“Tell God to rewind the day. I want to try again.” My four-year-old daughter sobbed uncontrollably in the parking lot of her preschool. After a mishap in the lining up for COVID-safe dismissal, she could not calm down enough to walk out with everyone else. After 20-minutes, one of the Sisters carried her to my car as she continued to cry. We talked about the pajama day and hot cocoa party they had, the special treats for the last day, and finally the incident that had upset her so much. The whole time we were sitting in the now-emptied parking lot, she kept saying she wanted God to rewind her day so she could start over. She wanted her friends (who are now long gone) to come back to school; she wanted to rewind and change the course of the day.
How often have we also wanted to rewind our day? I wish it were that easy. I judged a situation without having all the facts. I reacted angrily instead of listening longer to better understand. I snapped at my husband and kids because I am tired and stressed. I wish I had been more productive over the weekend. I regret the things I put off in January and February of 2020 that were no longer possible come March. Rewind, start over, try again.
At other times I just want to fast-forward to when things will be possible again. I want to fast-forward to the end of this never-ending pandemic, the drudgery of working from home with three energetic kids. I look at the mountain of laundry to fold and put away. The same sippy cup seems to be on the counter no matter how many times I wash it. The two hours of remote learning for first grade seems to take five. I can’t tackle this same ToDo list one more time. I want to fast-forward through the constant interruptions, fear, discomfort, and anxiety that made up 2020. Fast-forward to when I can volunteer at the Valentine’s Day parties in my kids’ classrooms, to the long-delayed celebration of my sister’s marriage, to waiting in a long line at Disneyland for my son to see the new Star Wars land (which we were supposed to do for his March 2020 birthday).
This week, the Catholic liturgical calendar moved out of the Christmas season and officially into “Ordinary Time.” We resume the rhythm of our pandemic survival: school, work, virtual Cub Scouts, Zoom ballet classes. From Sunday to Sunday, we put one foot in front of the other. I wake up hopeful and often find myself discouraged throughout the day: one more dish, one more load of laundry, one more email, one more Zoom. I wish I could rewind and do better, fast-forward to the quiet (maybe?) waiting at the end of the day. Both instincts come from the same root: the desire to escape. I want to flee the uncomfortable feelings and the disappointment, in myself and others. Maybe you are feeling this way, too?
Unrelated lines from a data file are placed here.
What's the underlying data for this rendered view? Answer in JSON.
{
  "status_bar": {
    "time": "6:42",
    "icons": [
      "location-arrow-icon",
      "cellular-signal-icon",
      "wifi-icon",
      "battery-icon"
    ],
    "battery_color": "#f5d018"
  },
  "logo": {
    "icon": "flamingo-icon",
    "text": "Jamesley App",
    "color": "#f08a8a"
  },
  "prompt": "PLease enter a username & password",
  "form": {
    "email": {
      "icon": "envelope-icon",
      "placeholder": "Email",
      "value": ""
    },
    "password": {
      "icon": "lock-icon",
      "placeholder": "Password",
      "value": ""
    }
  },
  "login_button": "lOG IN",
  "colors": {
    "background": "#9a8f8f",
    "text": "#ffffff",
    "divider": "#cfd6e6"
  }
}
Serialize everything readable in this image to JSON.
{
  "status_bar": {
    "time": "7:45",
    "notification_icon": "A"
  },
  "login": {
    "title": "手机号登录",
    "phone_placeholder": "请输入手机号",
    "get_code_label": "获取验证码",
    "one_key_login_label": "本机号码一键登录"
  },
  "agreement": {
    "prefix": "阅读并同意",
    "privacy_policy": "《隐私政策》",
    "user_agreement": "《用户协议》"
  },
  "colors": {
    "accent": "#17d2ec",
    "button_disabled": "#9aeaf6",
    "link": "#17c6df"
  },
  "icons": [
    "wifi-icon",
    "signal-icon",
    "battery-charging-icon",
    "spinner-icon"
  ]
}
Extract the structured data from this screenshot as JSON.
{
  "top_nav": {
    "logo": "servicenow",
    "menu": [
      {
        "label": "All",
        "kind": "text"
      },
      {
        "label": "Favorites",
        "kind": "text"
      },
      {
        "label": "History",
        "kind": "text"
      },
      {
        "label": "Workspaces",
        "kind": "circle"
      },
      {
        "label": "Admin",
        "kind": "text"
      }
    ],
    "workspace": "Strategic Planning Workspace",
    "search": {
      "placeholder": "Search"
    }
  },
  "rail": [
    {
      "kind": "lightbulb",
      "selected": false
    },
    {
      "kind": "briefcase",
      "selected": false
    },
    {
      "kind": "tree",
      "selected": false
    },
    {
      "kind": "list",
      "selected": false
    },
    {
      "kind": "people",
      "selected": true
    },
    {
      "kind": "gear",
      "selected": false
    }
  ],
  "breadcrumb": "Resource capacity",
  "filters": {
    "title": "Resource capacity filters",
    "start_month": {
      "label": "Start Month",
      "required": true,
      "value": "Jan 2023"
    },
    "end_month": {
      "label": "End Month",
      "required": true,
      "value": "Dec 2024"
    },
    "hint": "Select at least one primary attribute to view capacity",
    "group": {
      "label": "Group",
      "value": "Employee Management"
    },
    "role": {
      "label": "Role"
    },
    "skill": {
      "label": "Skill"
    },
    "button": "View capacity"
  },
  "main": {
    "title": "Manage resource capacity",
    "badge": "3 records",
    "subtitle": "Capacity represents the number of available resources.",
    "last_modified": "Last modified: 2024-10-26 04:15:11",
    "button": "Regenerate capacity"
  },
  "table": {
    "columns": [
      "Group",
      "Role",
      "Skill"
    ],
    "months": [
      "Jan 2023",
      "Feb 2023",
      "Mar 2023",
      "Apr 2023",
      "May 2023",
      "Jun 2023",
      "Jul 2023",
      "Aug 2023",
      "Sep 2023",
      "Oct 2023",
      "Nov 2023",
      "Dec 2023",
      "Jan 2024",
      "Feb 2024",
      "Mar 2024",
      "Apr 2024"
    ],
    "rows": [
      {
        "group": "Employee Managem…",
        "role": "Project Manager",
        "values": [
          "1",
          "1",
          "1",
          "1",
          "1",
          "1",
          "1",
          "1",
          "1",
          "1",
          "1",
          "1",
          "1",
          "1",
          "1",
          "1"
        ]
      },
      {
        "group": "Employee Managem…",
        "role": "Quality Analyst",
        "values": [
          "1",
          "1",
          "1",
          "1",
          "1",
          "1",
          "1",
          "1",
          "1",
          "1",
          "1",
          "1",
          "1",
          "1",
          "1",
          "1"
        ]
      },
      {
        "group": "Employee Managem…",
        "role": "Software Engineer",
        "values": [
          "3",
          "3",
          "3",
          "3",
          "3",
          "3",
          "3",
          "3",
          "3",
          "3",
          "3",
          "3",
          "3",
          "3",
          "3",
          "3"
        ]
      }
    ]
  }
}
Christmas has reminded us that God was born into messiness, fear, and discomfort. God lives not just in the Church buildings and pilgrimage sites, but also in the school parking lot and my laundry room. God joins me as I do the dishes, practice counting to 100, and reminds me that I can’t rewind or fast-forward. When I discover my daughter coloring all over her shoes, I can try to imagine the child Jesus playing alongside her. I am trying to live that call to discipleship, to be guided by Christ, in my own house and in my daily life.
Discipleship is not just about tending to my own interior world (no matter how important that personal work is). I seek peace and centeredness so I can see beyond my own four walls. God’s people are crying out for hope and healing. Trusting in God’s goodness and provident care does not mean I turn a blind eye to that reality. Rather, it compels me to look more deeply into it and see this moment as an integral chapter in the paschal mystery.
God is inviting me to do something as a disciple. At the very least, God is softening my heart and purifying my own self-preoccupation. I find myself angry at how willing some are to separate our communities into those deserving and those undeserving of compassion and care. When I see the long lines of cars awaiting meal distribution at our local Churches, I imagine the Holy Family, tired and worn out from their own journey. When I read about massive COVID outbreaks in California jails, I imagine Christ imprisoned alongside these men and women. I am challenged to greater solidarity. To be a disciple of Christ is to allow myself to be shaped by Christ’s dying and rising in my daily life and in the lives of those around me.
- Cultivate an Awareness of God in All Things
- Enjoy this session from the Ignatian Way series
- Pray with the song “In This Place”
- Allow yourself to be guided in Ignatian Contemplation
Photo by Daniel Schludi on Unsplash